Public Health Relevance

In this proposal we investigate how bacterial chromosomes are compacted, organized, and segregated. Because chromosome segregation is essential, understanding the molecular mechanisms underlying this process could lead to the discovery of new targets appropriate for antimicrobial intervention.

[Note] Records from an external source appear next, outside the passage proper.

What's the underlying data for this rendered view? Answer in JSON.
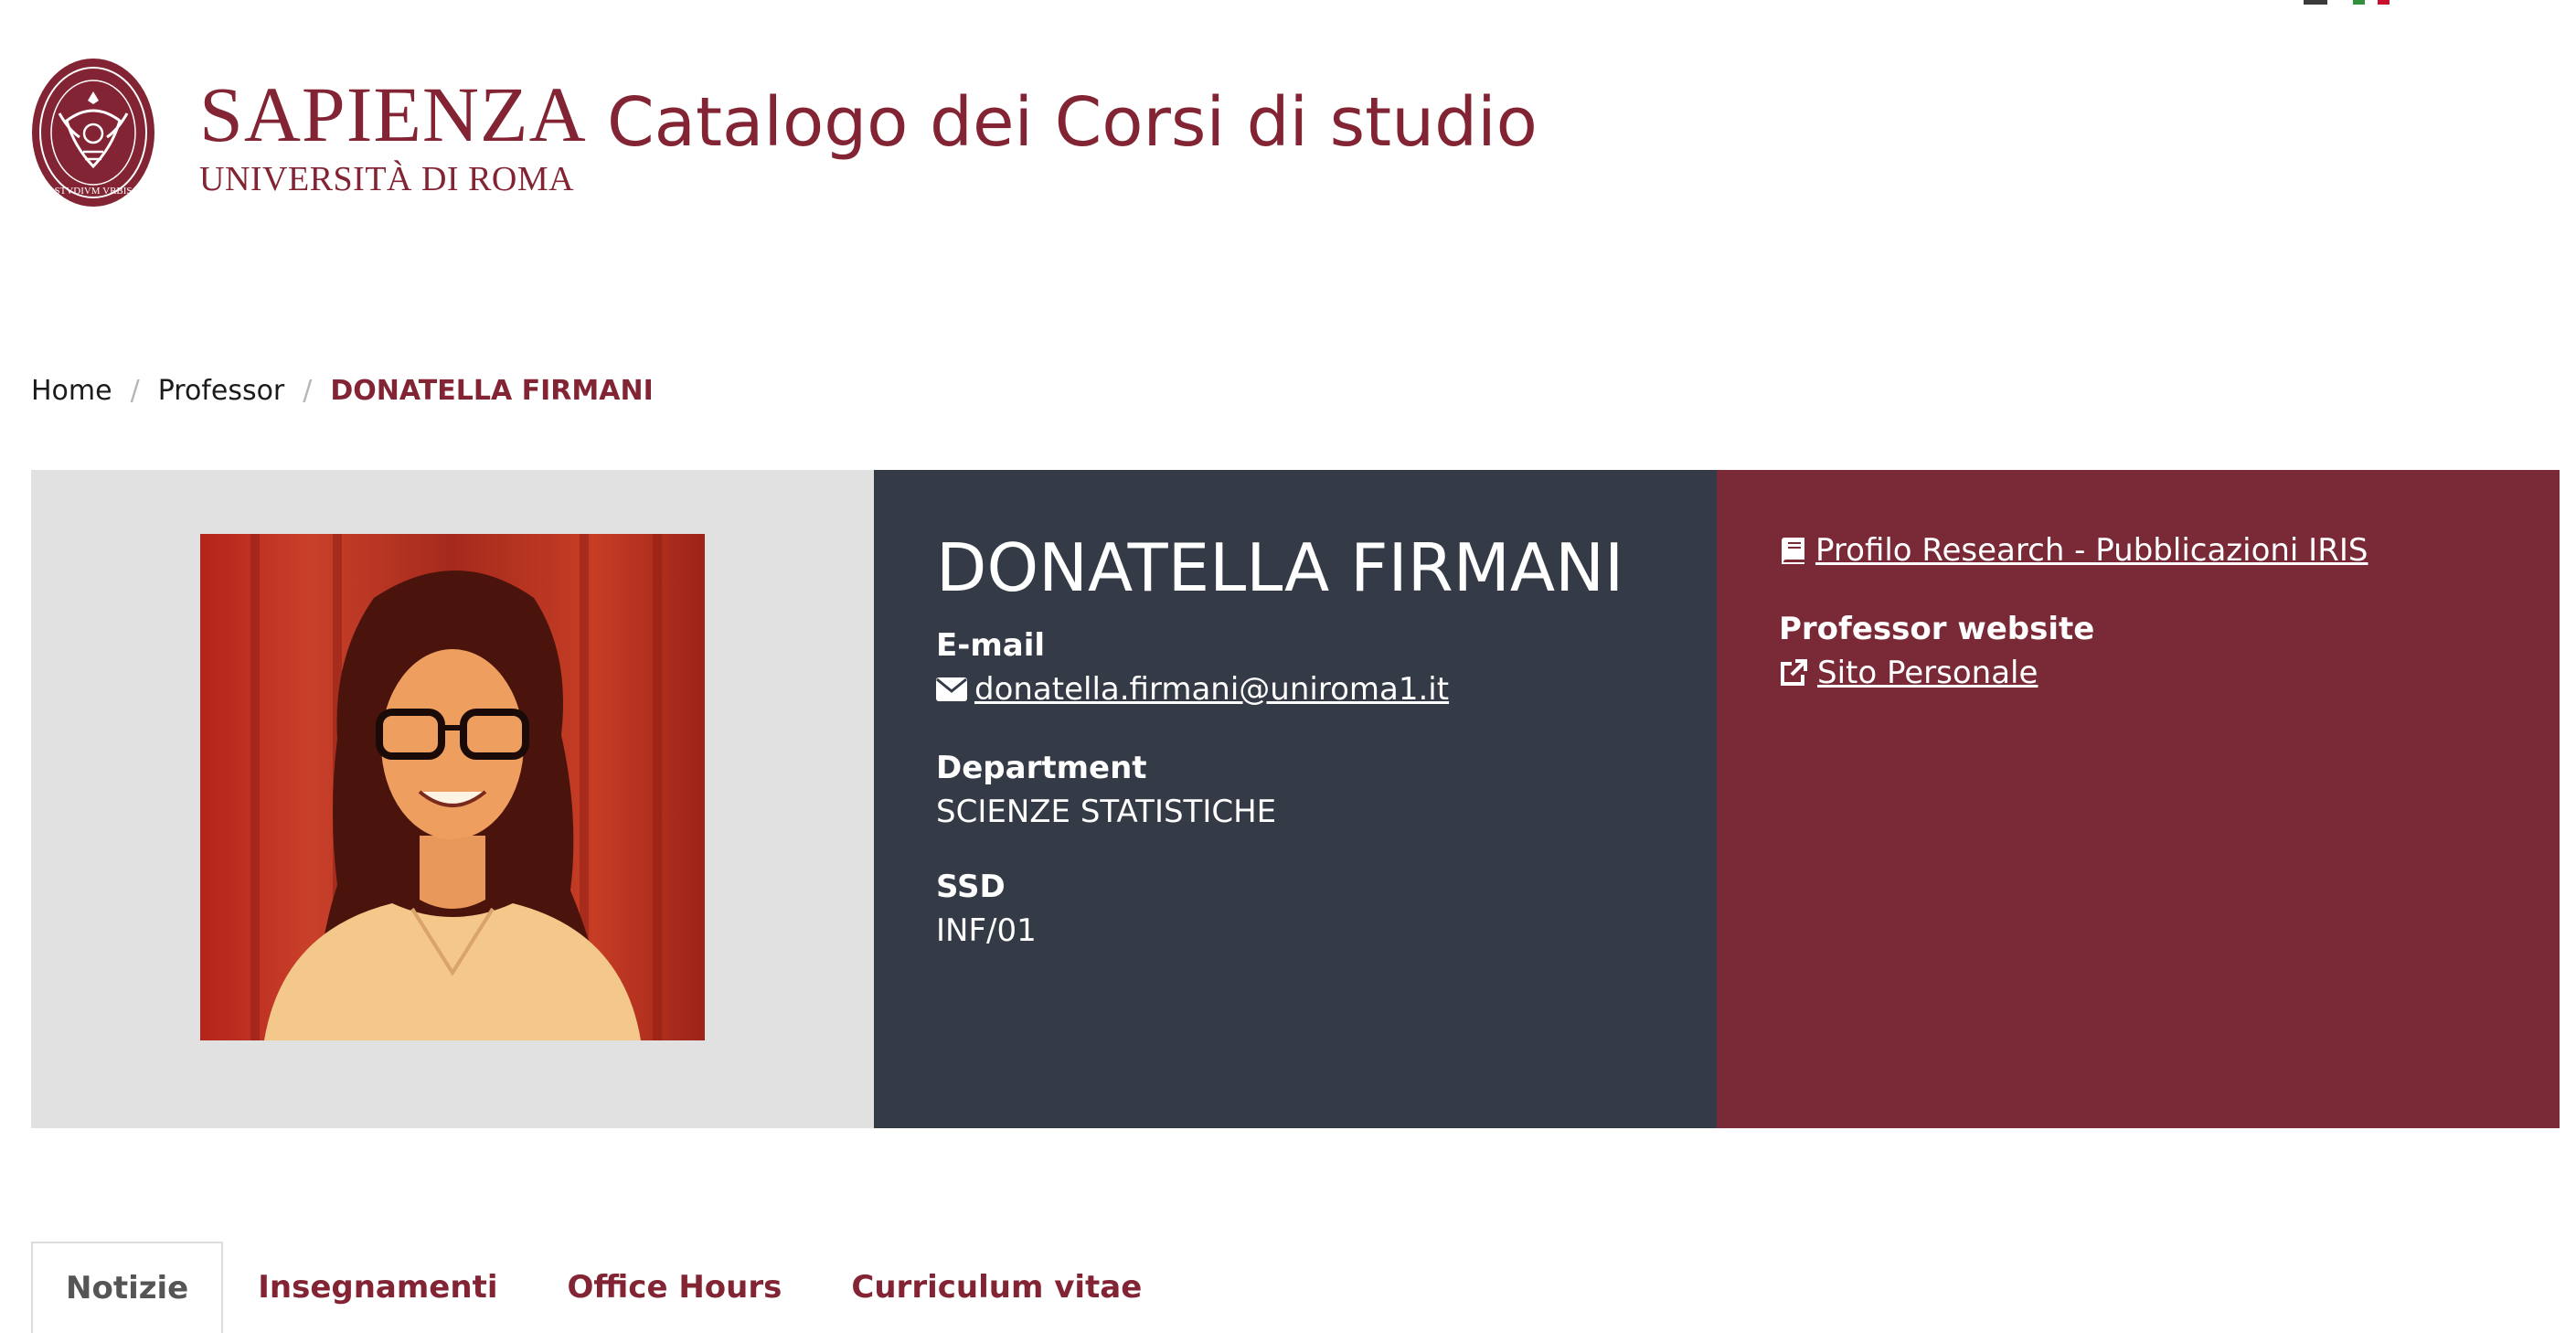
{
  "colors": {
    "brand": "#822433",
    "hero_photo_bg": "#e1e1e1",
    "hero_info_bg": "#353b46",
    "hero_links_bg": "#7a2a36",
    "flag_green": "#2f8f3a",
    "flag_white": "#ffffff",
    "flag_red": "#c8102e"
  },
  "header": {
    "logo_icon": "sapienza-seal-icon",
    "logo_text": "STVDIVM VRBIS",
    "brand_name": "SAPIENZA",
    "brand_sub": "UNIVERSITÀ DI ROMA",
    "site_title": "Catalogo dei Corsi di studio"
  },
  "lang_flags": [
    "english-flag-icon",
    "italian-flag-icon"
  ],
  "breadcrumb": {
    "items": [
      "Home",
      "Professor"
    ],
    "separator": "/",
    "current": "DONATELLA FIRMANI"
  },
  "profile": {
    "photo_icon": "professor-portrait",
    "name": "DONATELLA FIRMANI",
    "email_label": "E-mail",
    "email_icon": "envelope-icon",
    "email": "donatella.firmani@uniroma1.it",
    "department_label": "Department",
    "department": "SCIENZE STATISTICHE",
    "ssd_label": "SSD",
    "ssd": "INF/01"
  },
  "links": {
    "research_icon": "book-icon",
    "research_label": "Profilo Research - Pubblicazioni IRIS",
    "website_label": "Professor website",
    "website_icon": "external-link-icon",
    "website_link": "Sito Personale"
  },
  "tabs": [
    {
      "label": "Notizie",
      "active": true
    },
    {
      "label": "Insegnamenti",
      "active": false
    },
    {
      "label": "Office Hours",
      "active": false
    },
    {
      "label": "Curriculum vitae",
      "active": false
    }
  ]
}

Agency
National Institute of Health (NIH)
Institute
National Institute of General Medical Sciences (NIGMS)
Type
Research Project (R01)
Project #
2R01GM086466-05A1
Application #
8756076
Study Section
Prokaryotic Cell and Molecular Biology Study Section (PCMB)
Program Officer
Janes, Daniel E
Project Start
2009-08-01
Project End
2018-05-31
Budget Start
2014-09-18
Budget End
2015-05-31
Support Year
5
Fiscal Year
2014
Total Cost
$356,586
Indirect Cost
$146,211
Name
Harvard Medical School
Department
Microbiology/Immun/Virology
Type
Schools of Medicine
DUNS #
047006379
City
Boston
State
MA
Country
United States
Zip Code
02115
Broedersz, Chase P; Wang, Xindan; Meir, Yigal et al. (2014) Condensation and localization of the partitioning protein ParB on the bacterial chromosome. Proc Natl Acad Sci U S A 111:8809-14
Wang, Xindan; Montero Llopis, Paula; Rudner, David Z (2014) Bacillus subtilis chromosome organization oscillates between two distinct patterns. Proc Natl Acad Sci U S A 111:12877-82
Wang, Xindan; Tang, Olive W; Riley, Eammon P et al. (2014) The SMC condensin complex is required for origin segregation in Bacillus subtilis. Curr Biol 24:287-92
Wang, Xindan; Rudner, David Z (2014) Spatial organization of bacterial chromosomes. Curr Opin Microbiol 22:66-72
Graham, Thomas G W; Wang, Xindan; Song, Dan et al. (2014) ParB spreading requires DNA bridging. Genes Dev 28:1228-38
Rodrigues, Christopher D A; Marquis, Kathleen A; Meisner, Jeffrey et al. (2013) Peptidoglycan hydrolysis is required for assembly and activity of the transenvelope secretion complex during sporulation in Bacillus subtilis. Mol Microbiol 89:1039-52
Mastny, Markus; Heuck, Alexander; Kurzbauer, Robert et al. (2013) CtpB assembles a gated protease tunnel regulating cell-cell signaling during spore formation in Bacillus subtilis. Cell 155:647-58
Wang, Xindan; Montero Llopis, Paula; Rudner, David Z (2013) Organization and segregation of bacterial chromosomes. Nat Rev Genet 14:191-203
Doan, Thierry; Coleman, Jeff; Marquis, Kathleen A et al. (2013) FisB mediates membrane fission during sporulation in Bacillus subtilis. Genes Dev 27:322-34
Meisner, Jeffrey; Montero Llopis, Paula; Sham, Lok-To et al. (2013) FtsEX is required for CwlO peptidoglycan hydrolase activity during cell wall elongation in Bacillus subtilis. Mol Microbiol 89:1069-83

Showing the most recent 10 out of 13 publications